[The task]: Check each line of the listing, and copy it if it contains the word "appears".

[Study material]:
--- START ---
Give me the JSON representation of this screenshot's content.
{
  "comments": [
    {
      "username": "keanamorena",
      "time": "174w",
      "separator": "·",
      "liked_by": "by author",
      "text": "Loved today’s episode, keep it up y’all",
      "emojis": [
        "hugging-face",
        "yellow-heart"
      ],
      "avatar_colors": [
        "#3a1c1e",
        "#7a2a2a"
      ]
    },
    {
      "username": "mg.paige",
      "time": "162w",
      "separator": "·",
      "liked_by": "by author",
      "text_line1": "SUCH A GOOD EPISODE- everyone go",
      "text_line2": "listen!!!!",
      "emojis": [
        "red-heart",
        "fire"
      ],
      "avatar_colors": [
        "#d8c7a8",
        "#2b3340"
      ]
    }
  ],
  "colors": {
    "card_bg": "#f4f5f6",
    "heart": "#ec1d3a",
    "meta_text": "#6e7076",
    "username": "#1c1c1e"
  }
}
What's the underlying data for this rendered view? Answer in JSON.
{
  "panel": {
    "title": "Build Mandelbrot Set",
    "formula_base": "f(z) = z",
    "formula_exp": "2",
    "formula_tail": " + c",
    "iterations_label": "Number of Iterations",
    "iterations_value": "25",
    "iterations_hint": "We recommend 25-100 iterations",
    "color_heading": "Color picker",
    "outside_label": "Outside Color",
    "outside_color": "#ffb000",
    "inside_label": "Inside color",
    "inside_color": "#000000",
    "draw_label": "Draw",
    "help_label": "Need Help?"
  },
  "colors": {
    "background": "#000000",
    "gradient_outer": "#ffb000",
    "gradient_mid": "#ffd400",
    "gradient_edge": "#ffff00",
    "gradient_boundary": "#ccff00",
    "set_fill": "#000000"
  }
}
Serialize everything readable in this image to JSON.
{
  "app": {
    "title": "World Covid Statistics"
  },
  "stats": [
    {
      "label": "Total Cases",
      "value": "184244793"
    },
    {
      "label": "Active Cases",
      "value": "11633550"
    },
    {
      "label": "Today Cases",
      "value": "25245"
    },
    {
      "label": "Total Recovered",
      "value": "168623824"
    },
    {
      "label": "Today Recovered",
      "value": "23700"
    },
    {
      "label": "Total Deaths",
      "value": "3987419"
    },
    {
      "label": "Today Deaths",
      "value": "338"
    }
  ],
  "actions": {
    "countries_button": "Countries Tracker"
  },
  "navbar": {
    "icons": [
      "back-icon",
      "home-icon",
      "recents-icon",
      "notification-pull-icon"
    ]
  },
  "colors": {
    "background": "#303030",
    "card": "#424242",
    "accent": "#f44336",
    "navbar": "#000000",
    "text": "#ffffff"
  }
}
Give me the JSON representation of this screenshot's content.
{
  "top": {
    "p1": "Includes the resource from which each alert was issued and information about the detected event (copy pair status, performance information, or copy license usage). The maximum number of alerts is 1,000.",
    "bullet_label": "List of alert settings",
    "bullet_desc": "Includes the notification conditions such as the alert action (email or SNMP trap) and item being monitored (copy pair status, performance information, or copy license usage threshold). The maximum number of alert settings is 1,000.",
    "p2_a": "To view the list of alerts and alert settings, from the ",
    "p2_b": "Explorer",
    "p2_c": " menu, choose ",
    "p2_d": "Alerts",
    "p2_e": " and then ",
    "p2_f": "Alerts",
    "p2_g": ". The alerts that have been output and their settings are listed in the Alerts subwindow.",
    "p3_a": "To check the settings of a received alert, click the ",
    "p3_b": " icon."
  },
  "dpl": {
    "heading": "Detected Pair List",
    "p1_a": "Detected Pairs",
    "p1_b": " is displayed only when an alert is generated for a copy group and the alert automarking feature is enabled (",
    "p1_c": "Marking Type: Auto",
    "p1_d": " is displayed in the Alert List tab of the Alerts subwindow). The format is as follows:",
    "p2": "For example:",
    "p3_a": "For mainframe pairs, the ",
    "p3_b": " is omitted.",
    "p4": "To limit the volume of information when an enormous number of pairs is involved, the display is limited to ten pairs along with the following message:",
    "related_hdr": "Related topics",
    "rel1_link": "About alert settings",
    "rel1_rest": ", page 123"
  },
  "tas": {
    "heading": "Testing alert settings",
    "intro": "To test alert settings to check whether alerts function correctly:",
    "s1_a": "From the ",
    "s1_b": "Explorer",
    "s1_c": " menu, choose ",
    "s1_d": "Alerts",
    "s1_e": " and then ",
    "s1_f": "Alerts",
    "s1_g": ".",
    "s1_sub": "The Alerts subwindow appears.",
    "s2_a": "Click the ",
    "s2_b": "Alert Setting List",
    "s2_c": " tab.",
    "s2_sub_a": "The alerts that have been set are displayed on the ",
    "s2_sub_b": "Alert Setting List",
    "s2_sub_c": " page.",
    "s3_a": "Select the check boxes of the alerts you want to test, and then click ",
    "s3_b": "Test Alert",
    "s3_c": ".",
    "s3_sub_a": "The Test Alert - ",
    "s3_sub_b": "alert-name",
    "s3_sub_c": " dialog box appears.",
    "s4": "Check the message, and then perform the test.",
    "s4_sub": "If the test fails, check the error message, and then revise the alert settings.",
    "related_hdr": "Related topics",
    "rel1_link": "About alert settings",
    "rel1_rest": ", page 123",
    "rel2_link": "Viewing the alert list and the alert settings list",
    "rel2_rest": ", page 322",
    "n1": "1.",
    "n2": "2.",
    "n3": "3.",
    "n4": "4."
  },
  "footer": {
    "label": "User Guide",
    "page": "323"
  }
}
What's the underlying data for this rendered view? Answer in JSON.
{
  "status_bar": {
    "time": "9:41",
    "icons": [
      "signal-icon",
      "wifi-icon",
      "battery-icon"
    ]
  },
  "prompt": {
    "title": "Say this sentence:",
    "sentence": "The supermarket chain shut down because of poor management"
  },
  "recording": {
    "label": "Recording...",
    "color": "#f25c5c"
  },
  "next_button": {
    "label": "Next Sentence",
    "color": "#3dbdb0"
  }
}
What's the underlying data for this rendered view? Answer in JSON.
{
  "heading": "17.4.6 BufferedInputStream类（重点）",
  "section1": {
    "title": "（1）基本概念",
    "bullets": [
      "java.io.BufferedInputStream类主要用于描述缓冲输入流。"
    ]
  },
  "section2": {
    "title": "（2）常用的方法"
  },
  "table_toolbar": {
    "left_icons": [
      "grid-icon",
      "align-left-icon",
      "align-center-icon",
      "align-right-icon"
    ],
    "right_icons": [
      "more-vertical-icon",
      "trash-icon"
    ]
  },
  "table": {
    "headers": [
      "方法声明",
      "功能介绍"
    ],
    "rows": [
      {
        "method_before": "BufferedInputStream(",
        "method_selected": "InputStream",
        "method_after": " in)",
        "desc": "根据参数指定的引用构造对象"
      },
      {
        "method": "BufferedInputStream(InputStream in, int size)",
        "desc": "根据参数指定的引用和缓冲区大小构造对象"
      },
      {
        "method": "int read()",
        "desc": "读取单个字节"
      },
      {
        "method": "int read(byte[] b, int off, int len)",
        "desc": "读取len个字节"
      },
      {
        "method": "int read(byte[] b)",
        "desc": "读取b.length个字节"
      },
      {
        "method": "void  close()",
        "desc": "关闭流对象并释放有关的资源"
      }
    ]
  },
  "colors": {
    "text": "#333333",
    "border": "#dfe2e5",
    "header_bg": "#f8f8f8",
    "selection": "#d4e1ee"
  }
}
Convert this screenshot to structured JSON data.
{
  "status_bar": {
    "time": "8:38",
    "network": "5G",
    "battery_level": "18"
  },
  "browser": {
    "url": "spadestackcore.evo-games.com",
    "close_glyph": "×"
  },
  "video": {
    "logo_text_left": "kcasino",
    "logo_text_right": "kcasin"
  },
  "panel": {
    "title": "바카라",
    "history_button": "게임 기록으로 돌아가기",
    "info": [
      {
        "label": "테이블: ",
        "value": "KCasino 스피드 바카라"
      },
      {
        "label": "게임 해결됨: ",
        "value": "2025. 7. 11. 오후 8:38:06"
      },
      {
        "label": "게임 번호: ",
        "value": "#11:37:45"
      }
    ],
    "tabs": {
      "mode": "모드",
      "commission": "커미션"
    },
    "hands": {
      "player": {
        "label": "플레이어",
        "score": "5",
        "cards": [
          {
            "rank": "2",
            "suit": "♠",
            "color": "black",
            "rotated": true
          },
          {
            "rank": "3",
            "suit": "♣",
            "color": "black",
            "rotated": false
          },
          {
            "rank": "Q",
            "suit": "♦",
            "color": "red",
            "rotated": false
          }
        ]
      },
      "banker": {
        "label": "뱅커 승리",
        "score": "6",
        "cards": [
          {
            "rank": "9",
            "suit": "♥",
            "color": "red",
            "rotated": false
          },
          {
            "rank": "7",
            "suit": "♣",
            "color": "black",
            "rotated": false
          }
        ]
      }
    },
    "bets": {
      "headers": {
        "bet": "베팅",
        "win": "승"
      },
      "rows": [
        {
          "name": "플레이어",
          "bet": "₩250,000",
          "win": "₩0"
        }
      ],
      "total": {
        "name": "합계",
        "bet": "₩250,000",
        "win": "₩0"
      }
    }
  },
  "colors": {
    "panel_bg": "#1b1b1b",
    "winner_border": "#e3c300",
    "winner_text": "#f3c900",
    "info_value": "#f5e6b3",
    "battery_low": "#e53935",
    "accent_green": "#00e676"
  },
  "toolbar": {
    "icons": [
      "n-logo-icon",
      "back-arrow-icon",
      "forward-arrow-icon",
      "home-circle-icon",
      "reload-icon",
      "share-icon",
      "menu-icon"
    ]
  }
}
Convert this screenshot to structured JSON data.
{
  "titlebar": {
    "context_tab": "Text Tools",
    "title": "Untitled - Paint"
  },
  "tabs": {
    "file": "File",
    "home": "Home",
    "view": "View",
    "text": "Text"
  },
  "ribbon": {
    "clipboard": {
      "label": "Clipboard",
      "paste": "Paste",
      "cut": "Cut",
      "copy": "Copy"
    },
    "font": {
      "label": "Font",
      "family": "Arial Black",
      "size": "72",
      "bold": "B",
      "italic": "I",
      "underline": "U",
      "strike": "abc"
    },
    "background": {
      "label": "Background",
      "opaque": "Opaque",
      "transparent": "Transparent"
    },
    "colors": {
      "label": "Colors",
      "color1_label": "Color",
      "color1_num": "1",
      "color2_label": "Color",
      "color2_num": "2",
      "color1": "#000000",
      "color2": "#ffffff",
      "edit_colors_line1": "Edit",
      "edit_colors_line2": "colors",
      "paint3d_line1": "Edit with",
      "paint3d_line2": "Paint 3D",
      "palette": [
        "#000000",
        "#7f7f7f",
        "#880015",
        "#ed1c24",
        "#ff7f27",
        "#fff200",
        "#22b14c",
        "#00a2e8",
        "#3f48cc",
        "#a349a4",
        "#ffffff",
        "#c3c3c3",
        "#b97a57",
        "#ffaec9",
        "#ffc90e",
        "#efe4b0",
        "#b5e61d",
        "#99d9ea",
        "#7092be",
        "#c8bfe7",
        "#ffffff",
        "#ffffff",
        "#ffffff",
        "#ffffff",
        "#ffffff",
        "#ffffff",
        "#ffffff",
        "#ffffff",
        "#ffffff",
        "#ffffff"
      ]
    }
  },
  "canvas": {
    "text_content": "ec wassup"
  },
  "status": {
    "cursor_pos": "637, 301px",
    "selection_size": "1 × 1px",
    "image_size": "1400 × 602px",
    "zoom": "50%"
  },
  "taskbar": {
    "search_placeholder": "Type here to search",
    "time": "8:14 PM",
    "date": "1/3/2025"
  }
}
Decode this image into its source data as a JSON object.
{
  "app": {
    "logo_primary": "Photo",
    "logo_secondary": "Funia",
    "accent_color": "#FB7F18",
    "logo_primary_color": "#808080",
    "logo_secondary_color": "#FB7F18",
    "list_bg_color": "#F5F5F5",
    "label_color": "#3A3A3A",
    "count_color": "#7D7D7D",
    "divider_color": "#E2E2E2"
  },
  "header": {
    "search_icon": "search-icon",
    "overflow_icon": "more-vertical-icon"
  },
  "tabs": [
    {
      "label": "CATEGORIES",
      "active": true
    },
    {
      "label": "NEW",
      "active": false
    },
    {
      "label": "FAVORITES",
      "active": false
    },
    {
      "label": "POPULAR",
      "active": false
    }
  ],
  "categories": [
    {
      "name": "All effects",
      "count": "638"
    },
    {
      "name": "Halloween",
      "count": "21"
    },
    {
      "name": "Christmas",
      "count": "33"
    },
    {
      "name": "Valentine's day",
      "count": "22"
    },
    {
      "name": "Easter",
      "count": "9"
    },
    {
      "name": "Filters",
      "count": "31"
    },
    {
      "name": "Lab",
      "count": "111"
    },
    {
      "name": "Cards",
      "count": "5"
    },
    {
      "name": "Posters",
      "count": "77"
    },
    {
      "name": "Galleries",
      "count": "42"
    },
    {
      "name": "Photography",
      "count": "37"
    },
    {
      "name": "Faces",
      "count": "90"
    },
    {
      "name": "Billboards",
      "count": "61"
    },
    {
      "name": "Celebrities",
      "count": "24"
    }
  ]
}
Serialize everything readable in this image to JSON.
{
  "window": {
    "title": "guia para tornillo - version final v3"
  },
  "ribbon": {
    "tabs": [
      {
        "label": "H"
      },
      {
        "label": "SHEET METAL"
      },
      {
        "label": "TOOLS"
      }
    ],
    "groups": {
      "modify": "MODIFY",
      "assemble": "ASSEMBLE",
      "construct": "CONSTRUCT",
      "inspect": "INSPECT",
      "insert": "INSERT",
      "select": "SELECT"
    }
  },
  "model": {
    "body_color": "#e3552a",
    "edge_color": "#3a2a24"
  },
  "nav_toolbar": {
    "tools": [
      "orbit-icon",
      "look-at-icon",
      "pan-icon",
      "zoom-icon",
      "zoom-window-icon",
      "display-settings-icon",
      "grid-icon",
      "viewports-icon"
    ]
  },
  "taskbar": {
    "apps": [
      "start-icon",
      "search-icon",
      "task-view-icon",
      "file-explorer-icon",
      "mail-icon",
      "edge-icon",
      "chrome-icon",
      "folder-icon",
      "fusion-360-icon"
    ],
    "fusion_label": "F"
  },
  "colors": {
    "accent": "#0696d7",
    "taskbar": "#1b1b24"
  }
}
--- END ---
[Answer space]:
    "s1_sub": "The Alerts subwindow appears.",
    "s3_sub_c": " dialog box appears.",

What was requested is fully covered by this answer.